(Website and app data records)

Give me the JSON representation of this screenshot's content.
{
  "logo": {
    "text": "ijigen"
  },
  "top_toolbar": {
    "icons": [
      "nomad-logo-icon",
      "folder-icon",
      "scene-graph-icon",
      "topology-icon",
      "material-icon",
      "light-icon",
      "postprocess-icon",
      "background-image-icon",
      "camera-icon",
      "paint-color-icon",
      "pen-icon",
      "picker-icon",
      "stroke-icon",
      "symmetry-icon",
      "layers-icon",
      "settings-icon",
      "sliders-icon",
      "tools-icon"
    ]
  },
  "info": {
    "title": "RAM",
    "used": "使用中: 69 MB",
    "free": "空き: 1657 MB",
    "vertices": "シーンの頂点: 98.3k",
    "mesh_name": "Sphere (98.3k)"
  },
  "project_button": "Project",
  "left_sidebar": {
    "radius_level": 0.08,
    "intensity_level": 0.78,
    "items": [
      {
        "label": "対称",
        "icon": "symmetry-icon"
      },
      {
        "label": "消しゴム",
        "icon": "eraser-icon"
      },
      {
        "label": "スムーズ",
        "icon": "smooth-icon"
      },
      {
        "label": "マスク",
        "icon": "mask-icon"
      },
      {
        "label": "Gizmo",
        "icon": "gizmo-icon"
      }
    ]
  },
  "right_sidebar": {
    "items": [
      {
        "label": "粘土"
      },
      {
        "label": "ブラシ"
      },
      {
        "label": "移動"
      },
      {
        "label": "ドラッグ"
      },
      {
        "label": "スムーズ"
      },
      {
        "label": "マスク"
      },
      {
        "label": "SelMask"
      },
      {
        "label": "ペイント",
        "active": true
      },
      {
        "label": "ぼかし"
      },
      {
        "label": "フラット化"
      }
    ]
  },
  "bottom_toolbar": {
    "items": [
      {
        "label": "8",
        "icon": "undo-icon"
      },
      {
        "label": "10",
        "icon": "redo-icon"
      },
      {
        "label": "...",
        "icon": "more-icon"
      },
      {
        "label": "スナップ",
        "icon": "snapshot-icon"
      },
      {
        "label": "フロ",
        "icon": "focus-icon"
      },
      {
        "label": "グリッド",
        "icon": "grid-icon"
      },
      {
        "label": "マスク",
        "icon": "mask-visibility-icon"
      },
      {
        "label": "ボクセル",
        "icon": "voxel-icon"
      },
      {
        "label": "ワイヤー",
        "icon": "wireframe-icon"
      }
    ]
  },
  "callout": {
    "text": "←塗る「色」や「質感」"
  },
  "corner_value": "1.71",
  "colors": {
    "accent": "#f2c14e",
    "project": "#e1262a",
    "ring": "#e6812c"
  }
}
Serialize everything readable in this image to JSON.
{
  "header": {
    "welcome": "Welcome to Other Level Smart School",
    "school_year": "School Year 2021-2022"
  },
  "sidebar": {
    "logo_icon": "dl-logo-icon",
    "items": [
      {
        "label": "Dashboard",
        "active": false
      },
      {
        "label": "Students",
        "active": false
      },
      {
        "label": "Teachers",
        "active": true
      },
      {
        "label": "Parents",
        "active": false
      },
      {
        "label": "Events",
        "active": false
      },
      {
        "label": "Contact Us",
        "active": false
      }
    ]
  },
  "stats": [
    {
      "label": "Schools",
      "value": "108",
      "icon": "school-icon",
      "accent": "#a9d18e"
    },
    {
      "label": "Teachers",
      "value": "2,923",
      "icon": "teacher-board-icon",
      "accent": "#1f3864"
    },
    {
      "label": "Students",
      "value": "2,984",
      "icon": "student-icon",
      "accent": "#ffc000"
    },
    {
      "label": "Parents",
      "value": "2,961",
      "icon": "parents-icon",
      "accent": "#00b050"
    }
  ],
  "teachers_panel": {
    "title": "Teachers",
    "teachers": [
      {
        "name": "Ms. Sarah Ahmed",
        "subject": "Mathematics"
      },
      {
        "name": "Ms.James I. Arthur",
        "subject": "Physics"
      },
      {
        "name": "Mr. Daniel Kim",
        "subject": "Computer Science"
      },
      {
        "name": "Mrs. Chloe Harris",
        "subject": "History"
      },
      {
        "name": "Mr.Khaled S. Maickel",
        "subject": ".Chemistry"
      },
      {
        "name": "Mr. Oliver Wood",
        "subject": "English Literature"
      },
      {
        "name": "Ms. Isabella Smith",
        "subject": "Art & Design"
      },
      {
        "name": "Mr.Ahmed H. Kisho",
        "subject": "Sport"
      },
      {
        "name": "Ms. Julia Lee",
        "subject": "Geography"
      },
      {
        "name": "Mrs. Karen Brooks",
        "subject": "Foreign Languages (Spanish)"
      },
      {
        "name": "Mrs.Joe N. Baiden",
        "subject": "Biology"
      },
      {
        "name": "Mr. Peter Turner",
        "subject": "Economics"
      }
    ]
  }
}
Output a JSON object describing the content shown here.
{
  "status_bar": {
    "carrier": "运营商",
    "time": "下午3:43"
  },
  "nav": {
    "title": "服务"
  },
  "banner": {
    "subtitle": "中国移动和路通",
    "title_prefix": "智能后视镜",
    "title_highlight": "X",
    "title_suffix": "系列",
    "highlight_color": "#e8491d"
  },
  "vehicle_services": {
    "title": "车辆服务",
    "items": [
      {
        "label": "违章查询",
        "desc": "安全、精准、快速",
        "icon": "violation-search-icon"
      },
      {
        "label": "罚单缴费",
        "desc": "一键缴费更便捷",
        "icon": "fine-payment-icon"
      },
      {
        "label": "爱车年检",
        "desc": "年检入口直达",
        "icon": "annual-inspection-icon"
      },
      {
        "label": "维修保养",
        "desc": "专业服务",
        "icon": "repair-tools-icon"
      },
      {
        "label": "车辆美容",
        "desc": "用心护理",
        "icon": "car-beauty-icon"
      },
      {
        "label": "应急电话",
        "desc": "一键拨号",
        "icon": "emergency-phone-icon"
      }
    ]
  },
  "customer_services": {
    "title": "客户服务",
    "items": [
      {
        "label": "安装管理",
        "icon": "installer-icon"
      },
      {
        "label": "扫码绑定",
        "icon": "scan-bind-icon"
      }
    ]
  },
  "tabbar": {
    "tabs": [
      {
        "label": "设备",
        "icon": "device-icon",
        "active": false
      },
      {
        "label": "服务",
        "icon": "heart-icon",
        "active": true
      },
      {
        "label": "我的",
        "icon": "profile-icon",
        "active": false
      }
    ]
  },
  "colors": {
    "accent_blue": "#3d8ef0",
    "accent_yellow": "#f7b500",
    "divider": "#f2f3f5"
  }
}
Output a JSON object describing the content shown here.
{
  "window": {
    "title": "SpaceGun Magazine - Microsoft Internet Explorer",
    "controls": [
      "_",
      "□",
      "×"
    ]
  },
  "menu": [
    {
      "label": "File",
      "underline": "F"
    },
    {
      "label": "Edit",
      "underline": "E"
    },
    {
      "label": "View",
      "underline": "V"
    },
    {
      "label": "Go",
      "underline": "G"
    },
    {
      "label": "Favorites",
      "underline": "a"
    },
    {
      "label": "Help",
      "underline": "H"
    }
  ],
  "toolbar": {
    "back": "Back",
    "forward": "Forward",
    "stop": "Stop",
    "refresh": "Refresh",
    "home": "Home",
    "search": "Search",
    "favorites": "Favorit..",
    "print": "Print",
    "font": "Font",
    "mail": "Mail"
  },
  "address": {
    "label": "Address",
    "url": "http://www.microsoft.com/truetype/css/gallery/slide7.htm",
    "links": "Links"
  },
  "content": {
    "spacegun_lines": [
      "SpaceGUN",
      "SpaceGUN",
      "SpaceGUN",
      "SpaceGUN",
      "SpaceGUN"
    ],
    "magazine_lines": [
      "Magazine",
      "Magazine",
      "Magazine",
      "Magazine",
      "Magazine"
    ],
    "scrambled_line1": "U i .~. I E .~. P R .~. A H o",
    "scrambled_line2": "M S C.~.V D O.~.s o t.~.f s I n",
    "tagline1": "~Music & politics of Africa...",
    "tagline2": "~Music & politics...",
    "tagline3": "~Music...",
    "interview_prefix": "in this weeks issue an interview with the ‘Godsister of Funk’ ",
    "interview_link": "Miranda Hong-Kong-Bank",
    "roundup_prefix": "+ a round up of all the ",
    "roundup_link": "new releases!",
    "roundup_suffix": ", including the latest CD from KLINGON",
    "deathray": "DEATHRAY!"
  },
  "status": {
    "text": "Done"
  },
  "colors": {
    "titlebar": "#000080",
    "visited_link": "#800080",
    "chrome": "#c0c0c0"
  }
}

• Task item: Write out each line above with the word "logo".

• Response to this exercise:
  "logo": {
      "nomad-logo-icon",
    "logo_icon": "dl-logo-icon",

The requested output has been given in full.